Bopping

  Not the bopping we are talking about...but it's some real good bopping!

Not the bopping we are talking about...but it's some real good bopping!

Bopping is one of those exercises that everyone hates, yet is seems to yield the best results in terms of cleaning music.  The purpose of bopping is to clean up the attacks of the ensemble to ensure that the entire group is attacking together.  This covers one of the two important parts of a group playing clean, the other being releases. 

How to Bop:

Bopping occurs at a pp volume level and is achieved by playing short staccato eighth notes where each note starts.  This technique can be utilized in sectionals, hornline rehearsals, and field rehearsals.  It also is a vital tool to use before entering the competition field to ensure that everyone's ears are open and an internal pulse exists.

How to Introduce Bopping:

  • Start with a major scale (B-flat major is a good one)
  • Have the hornline play to a click (either Dr. Beat, woodblock, clapping, etc.) at a moderate tempo (q=110)
  • The group plays whole notes ascending and descending the scale tounging each note at a mf volume.  
  • Now have the group play the same scale at the same bpm but now have them play staccato eigth notes at a pp volume at what would be the beginning of the whole note (beat 1 of a 4/4 bar)
  • Tell the hornline that the goal is for everyone to attack together and they need to listen.  It will become obvious who is not attacking properly on the beat.  

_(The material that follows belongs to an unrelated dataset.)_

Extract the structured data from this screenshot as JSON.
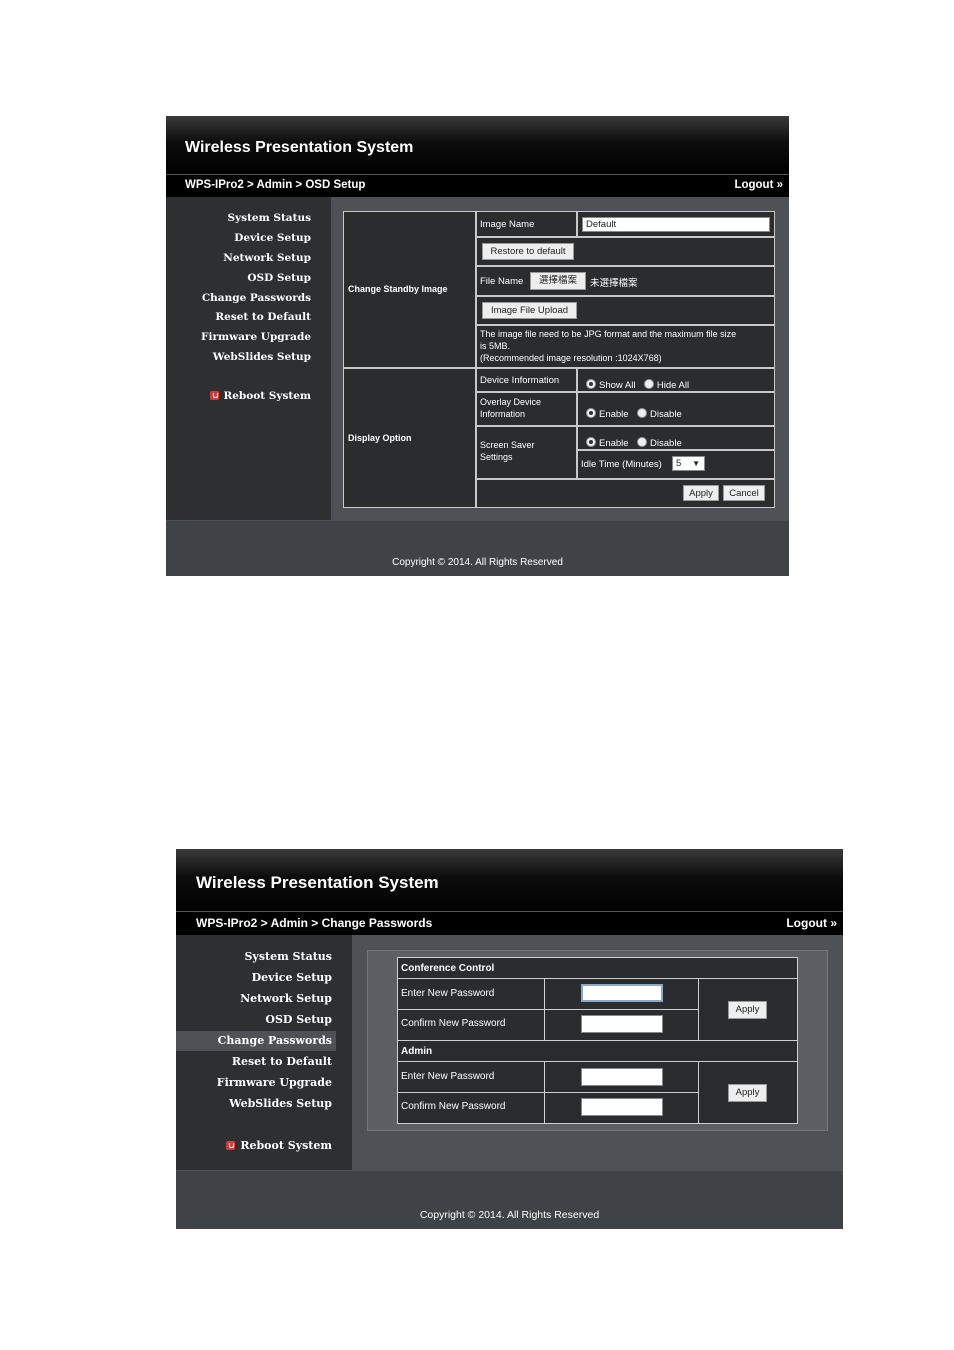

Other Ways to Use Bopping

  • Before a contest, run parts of the show with bopping to open the ears
  • Have the drum major conduct without the taps and have the hornline bop
  • Run segments of the show on the field with the drill and bop the musi
  • While in and arc or circle, count the group off and have them bp without any audible or visual tempo.  This is useful to help the group internalize the beat
  • Juxtapose scales between playing long notes and boppin

Bopping is not much fun, until your group does it well, but it is a valuable tool to clean up the music your group is performing.  Make it a habit within the group's rehearsal times and you will see the difference.  Since the technique is slightly advanced it will take your group time to get good at bopping, however the learning curve of getting good at bopping seems to coincide with the music getting progressively cleaner.